Data extracts:
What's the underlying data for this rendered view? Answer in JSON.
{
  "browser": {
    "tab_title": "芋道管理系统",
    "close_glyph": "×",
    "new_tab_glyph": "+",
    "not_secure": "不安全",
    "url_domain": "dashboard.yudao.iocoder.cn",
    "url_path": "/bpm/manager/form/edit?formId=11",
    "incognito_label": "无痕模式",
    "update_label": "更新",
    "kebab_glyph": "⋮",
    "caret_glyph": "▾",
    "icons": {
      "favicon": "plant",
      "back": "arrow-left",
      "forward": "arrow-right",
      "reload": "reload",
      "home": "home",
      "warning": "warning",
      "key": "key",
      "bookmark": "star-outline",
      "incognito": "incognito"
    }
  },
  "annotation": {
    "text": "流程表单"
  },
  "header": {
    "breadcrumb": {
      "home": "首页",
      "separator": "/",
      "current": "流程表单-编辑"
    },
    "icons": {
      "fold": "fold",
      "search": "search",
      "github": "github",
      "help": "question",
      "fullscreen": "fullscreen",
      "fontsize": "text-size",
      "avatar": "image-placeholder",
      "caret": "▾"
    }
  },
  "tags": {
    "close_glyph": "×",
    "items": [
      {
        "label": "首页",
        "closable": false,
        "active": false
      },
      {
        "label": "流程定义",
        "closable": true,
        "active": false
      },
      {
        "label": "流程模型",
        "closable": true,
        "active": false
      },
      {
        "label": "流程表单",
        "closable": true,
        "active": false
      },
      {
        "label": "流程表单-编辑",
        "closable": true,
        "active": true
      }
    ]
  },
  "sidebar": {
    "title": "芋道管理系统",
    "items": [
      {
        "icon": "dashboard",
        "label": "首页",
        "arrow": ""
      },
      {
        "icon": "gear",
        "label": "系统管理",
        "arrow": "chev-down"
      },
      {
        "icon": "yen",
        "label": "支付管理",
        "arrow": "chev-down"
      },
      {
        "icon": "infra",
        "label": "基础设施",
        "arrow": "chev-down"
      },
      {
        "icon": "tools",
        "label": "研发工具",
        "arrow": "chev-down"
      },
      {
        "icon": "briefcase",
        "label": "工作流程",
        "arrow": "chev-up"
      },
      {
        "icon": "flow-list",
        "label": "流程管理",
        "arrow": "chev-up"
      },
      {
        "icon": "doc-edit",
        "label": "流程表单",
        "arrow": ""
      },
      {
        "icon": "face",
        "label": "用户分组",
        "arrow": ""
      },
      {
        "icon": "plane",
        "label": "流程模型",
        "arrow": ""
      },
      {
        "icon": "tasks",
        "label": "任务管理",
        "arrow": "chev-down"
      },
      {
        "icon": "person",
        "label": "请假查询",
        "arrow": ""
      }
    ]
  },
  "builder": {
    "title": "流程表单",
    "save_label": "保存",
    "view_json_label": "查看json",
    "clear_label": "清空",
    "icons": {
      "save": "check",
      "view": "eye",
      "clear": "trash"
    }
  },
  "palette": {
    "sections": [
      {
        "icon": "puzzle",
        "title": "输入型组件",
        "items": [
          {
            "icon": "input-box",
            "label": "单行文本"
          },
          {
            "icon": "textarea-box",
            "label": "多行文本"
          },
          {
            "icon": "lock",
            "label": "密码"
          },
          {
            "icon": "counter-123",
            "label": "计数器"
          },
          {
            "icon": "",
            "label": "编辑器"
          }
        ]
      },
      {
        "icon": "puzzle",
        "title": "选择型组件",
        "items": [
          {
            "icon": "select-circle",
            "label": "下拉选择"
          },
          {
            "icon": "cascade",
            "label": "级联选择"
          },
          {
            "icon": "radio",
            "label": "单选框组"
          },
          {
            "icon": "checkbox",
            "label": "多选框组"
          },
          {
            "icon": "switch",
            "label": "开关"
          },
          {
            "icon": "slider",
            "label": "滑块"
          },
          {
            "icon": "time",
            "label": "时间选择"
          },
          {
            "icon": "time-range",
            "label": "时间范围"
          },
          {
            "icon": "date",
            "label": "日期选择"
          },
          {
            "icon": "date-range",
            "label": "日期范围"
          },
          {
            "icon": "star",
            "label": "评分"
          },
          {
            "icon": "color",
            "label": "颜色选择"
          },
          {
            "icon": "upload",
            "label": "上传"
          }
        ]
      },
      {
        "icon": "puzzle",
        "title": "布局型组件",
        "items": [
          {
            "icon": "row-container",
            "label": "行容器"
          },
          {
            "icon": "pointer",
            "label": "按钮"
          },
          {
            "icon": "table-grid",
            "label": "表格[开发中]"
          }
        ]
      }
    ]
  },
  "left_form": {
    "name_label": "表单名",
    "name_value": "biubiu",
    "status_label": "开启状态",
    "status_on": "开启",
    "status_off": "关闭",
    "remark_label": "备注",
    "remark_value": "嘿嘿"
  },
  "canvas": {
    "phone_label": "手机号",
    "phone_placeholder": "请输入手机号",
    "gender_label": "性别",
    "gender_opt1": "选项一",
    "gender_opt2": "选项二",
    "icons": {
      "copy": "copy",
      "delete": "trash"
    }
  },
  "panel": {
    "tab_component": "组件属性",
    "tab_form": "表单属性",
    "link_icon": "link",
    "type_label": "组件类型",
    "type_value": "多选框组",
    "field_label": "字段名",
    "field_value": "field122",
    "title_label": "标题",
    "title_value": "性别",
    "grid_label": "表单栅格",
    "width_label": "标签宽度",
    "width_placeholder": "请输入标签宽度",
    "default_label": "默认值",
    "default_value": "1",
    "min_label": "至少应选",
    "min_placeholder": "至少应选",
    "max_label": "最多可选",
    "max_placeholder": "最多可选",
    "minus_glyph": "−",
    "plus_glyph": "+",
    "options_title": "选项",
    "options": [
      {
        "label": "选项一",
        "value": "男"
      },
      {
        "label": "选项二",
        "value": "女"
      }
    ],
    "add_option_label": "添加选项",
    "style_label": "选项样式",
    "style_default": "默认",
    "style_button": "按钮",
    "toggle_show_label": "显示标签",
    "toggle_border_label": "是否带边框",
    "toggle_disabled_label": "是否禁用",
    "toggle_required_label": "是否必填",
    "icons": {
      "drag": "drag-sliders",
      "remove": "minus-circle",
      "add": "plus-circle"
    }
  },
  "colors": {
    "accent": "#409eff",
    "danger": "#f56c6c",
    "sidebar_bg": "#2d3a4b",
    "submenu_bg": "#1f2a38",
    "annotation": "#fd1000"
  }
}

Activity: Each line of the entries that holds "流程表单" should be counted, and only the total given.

Solution to the exercise: 6